Dataset entries section start

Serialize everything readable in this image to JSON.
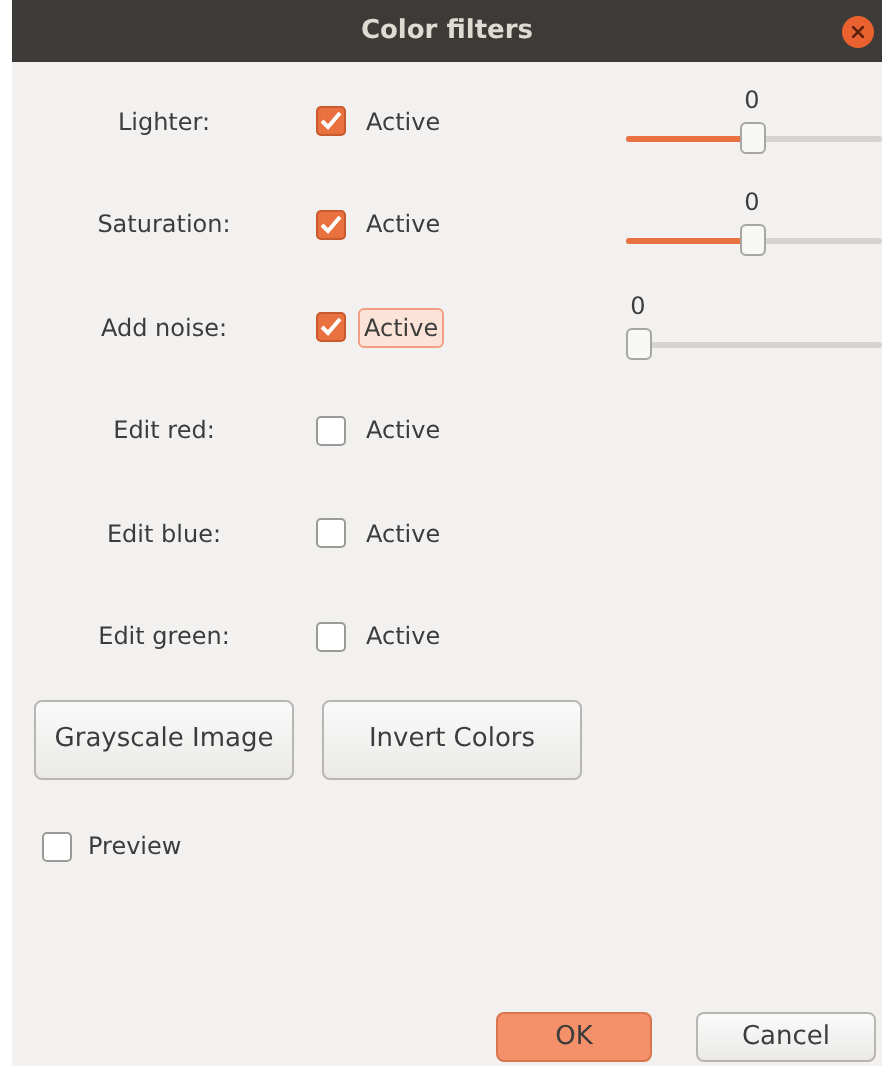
{
  "window": {
    "title": "Color filters"
  },
  "filters": [
    {
      "label": "Lighter:",
      "checkbox": "Active",
      "checked": true,
      "focused": false,
      "slider": {
        "value": "0",
        "level": 0.5
      }
    },
    {
      "label": "Saturation:",
      "checkbox": "Active",
      "checked": true,
      "focused": false,
      "slider": {
        "value": "0",
        "level": 0.5
      }
    },
    {
      "label": "Add noise:",
      "checkbox": "Active",
      "checked": true,
      "focused": true,
      "slider": {
        "value": "0",
        "level": 0
      }
    },
    {
      "label": "Edit red:",
      "checkbox": "Active",
      "checked": false,
      "focused": false
    },
    {
      "label": "Edit blue:",
      "checkbox": "Active",
      "checked": false,
      "focused": false
    },
    {
      "label": "Edit green:",
      "checkbox": "Active",
      "checked": false,
      "focused": false
    }
  ],
  "actions": [
    "Grayscale Image",
    "Invert Colors"
  ],
  "preview": {
    "label": "Preview",
    "checked": false
  },
  "buttons": [
    {
      "label": "OK",
      "kind": "primary"
    },
    {
      "label": "Cancel",
      "kind": "secondary"
    }
  ]
}
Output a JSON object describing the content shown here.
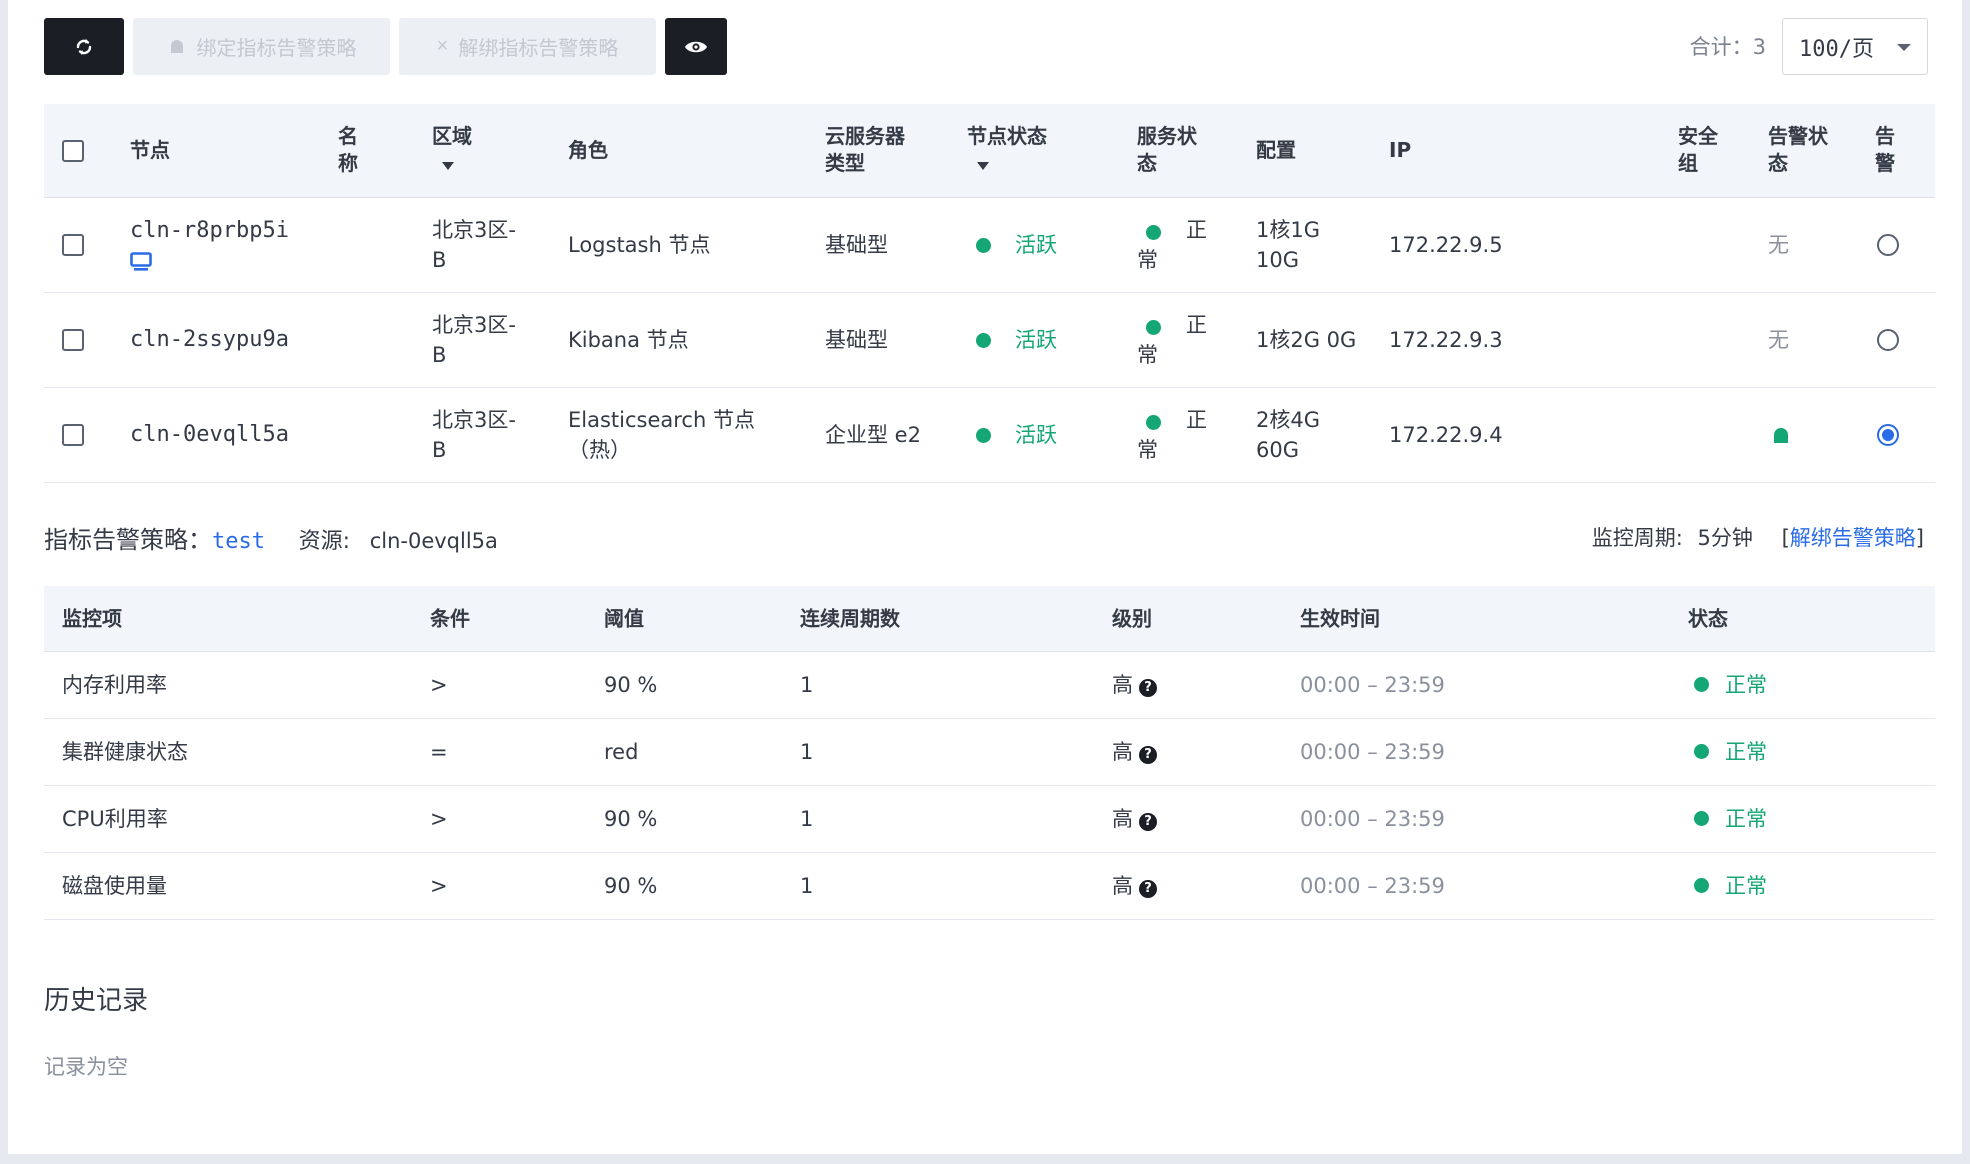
{
  "toolbar": {
    "bind_label": "绑定指标告警策略",
    "unbind_label": "解绑指标告警策略",
    "total": "合计：3",
    "page_size": "100/页"
  },
  "node_table": {
    "headers": {
      "node": "节点",
      "name_l1": "名",
      "name_l2": "称",
      "zone": "区域",
      "role": "角色",
      "type_l1": "云服务器",
      "type_l2": "类型",
      "node_status": "节点状态",
      "svc_l1": "服务状",
      "svc_l2": "态",
      "config": "配置",
      "ip": "IP",
      "sg_l1": "安全",
      "sg_l2": "组",
      "alert_l1": "告警状",
      "alert_l2": "态",
      "al_l1": "告",
      "al_l2": "警"
    },
    "rows": [
      {
        "node": "cln-r8prbp5i",
        "zone_l1": "北京3区-",
        "zone_l2": "B",
        "role_l1": "Logstash 节点",
        "role_l2": "",
        "type": "基础型",
        "status": "活跃",
        "svc_l1": "正",
        "svc_l2": "常",
        "config_l1": "1核1G",
        "config_l2": "10G",
        "ip": "172.22.9.5",
        "alert": "无",
        "selected": false
      },
      {
        "node": "cln-2ssypu9a",
        "zone_l1": "北京3区-",
        "zone_l2": "B",
        "role_l1": "Kibana 节点",
        "role_l2": "",
        "type": "基础型",
        "status": "活跃",
        "svc_l1": "正",
        "svc_l2": "常",
        "config_l1": "1核2G 0G",
        "config_l2": "",
        "ip": "172.22.9.3",
        "alert": "无",
        "selected": false
      },
      {
        "node": "cln-0evqll5a",
        "zone_l1": "北京3区-",
        "zone_l2": "B",
        "role_l1": "Elasticsearch 节点",
        "role_l2": "（热）",
        "type": "企业型 e2",
        "status": "活跃",
        "svc_l1": "正",
        "svc_l2": "常",
        "config_l1": "2核4G",
        "config_l2": "60G",
        "ip": "172.22.9.4",
        "alert": "",
        "selected": true
      }
    ]
  },
  "policy": {
    "label": "指标告警策略：",
    "name": "test",
    "resource_label": "资源:",
    "resource": "cln-0evqll5a",
    "period_label": "监控周期:",
    "period": "5分钟",
    "unbind_link": "解绑告警策略"
  },
  "metric_table": {
    "headers": {
      "item": "监控项",
      "cond": "条件",
      "threshold": "阈值",
      "periods": "连续周期数",
      "level": "级别",
      "time": "生效时间",
      "status": "状态"
    },
    "rows": [
      {
        "item": "内存利用率",
        "cond": ">",
        "threshold": "90 %",
        "periods": "1",
        "level": "高",
        "time": "00:00 – 23:59",
        "status": "正常"
      },
      {
        "item": "集群健康状态",
        "cond": "=",
        "threshold": "red",
        "periods": "1",
        "level": "高",
        "time": "00:00 – 23:59",
        "status": "正常"
      },
      {
        "item": "CPU利用率",
        "cond": ">",
        "threshold": "90 %",
        "periods": "1",
        "level": "高",
        "time": "00:00 – 23:59",
        "status": "正常"
      },
      {
        "item": "磁盘使用量",
        "cond": ">",
        "threshold": "90 %",
        "periods": "1",
        "level": "高",
        "time": "00:00 – 23:59",
        "status": "正常"
      }
    ]
  },
  "history": {
    "title": "历史记录",
    "empty": "记录为空"
  },
  "colors": {
    "accent": "#2a6ce8",
    "success": "#15a675",
    "dark_button": "#1b1e25"
  }
}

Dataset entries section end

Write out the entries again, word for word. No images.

## Output of the exercise
Serialize everything readable in this image to JSON.
{
  "window": {
    "title": "Color filters"
  },
  "filters": [
    {
      "label": "Lighter:",
      "checkbox": "Active",
      "checked": true,
      "focused": false,
      "slider": {
        "value": "0",
        "level": 0.5
      }
    },
    {
      "label": "Saturation:",
      "checkbox": "Active",
      "checked": true,
      "focused": false,
      "slider": {
        "value": "0",
        "level": 0.5
      }
    },
    {
      "label": "Add noise:",
      "checkbox": "Active",
      "checked": true,
      "focused": true,
      "slider": {
        "value": "0",
        "level": 0
      }
    },
    {
      "label": "Edit red:",
      "checkbox": "Active",
      "checked": false,
      "focused": false
    },
    {
      "label": "Edit blue:",
      "checkbox": "Active",
      "checked": false,
      "focused": false
    },
    {
      "label": "Edit green:",
      "checkbox": "Active",
      "checked": false,
      "focused": false
    }
  ],
  "actions": [
    "Grayscale Image",
    "Invert Colors"
  ],
  "preview": {
    "label": "Preview",
    "checked": false
  },
  "buttons": [
    {
      "label": "OK",
      "kind": "primary"
    },
    {
      "label": "Cancel",
      "kind": "secondary"
    }
  ]
}
Output a JSON object describing the content shown here.
{
  "toolbar": {
    "bind_label": "绑定指标告警策略",
    "unbind_label": "解绑指标告警策略",
    "total": "合计：3",
    "page_size": "100/页"
  },
  "node_table": {
    "headers": {
      "node": "节点",
      "name_l1": "名",
      "name_l2": "称",
      "zone": "区域",
      "role": "角色",
      "type_l1": "云服务器",
      "type_l2": "类型",
      "node_status": "节点状态",
      "svc_l1": "服务状",
      "svc_l2": "态",
      "config": "配置",
      "ip": "IP",
      "sg_l1": "安全",
      "sg_l2": "组",
      "alert_l1": "告警状",
      "alert_l2": "态",
      "al_l1": "告",
      "al_l2": "警"
    },
    "rows": [
      {
        "node": "cln-r8prbp5i",
        "zone_l1": "北京3区-",
        "zone_l2": "B",
        "role_l1": "Logstash 节点",
        "role_l2": "",
        "type": "基础型",
        "status": "活跃",
        "svc_l1": "正",
        "svc_l2": "常",
        "config_l1": "1核1G",
        "config_l2": "10G",
        "ip": "172.22.9.5",
        "alert": "无",
        "selected": false
      },
      {
        "node": "cln-2ssypu9a",
        "zone_l1": "北京3区-",
        "zone_l2": "B",
        "role_l1": "Kibana 节点",
        "role_l2": "",
        "type": "基础型",
        "status": "活跃",
        "svc_l1": "正",
        "svc_l2": "常",
        "config_l1": "1核2G 0G",
        "config_l2": "",
        "ip": "172.22.9.3",
        "alert": "无",
        "selected": false
      },
      {
        "node": "cln-0evqll5a",
        "zone_l1": "北京3区-",
        "zone_l2": "B",
        "role_l1": "Elasticsearch 节点",
        "role_l2": "（热）",
        "type": "企业型 e2",
        "status": "活跃",
        "svc_l1": "正",
        "svc_l2": "常",
        "config_l1": "2核4G",
        "config_l2": "60G",
        "ip": "172.22.9.4",
        "alert": "",
        "selected": true
      }
    ]
  },
  "policy": {
    "label": "指标告警策略：",
    "name": "test",
    "resource_label": "资源:",
    "resource": "cln-0evqll5a",
    "period_label": "监控周期:",
    "period": "5分钟",
    "unbind_link": "解绑告警策略"
  },
  "metric_table": {
    "headers": {
      "item": "监控项",
      "cond": "条件",
      "threshold": "阈值",
      "periods": "连续周期数",
      "level": "级别",
      "time": "生效时间",
      "status": "状态"
    },
    "rows": [
      {
        "item": "内存利用率",
        "cond": ">",
        "threshold": "90 %",
        "periods": "1",
        "level": "高",
        "time": "00:00 – 23:59",
        "status": "正常"
      },
      {
        "item": "集群健康状态",
        "cond": "=",
        "threshold": "red",
        "periods": "1",
        "level": "高",
        "time": "00:00 – 23:59",
        "status": "正常"
      },
      {
        "item": "CPU利用率",
        "cond": ">",
        "threshold": "90 %",
        "periods": "1",
        "level": "高",
        "time": "00:00 – 23:59",
        "status": "正常"
      },
      {
        "item": "磁盘使用量",
        "cond": ">",
        "threshold": "90 %",
        "periods": "1",
        "level": "高",
        "time": "00:00 – 23:59",
        "status": "正常"
      }
    ]
  },
  "history": {
    "title": "历史记录",
    "empty": "记录为空"
  },
  "colors": {
    "accent": "#2a6ce8",
    "success": "#15a675",
    "dark_button": "#1b1e25"
  }
}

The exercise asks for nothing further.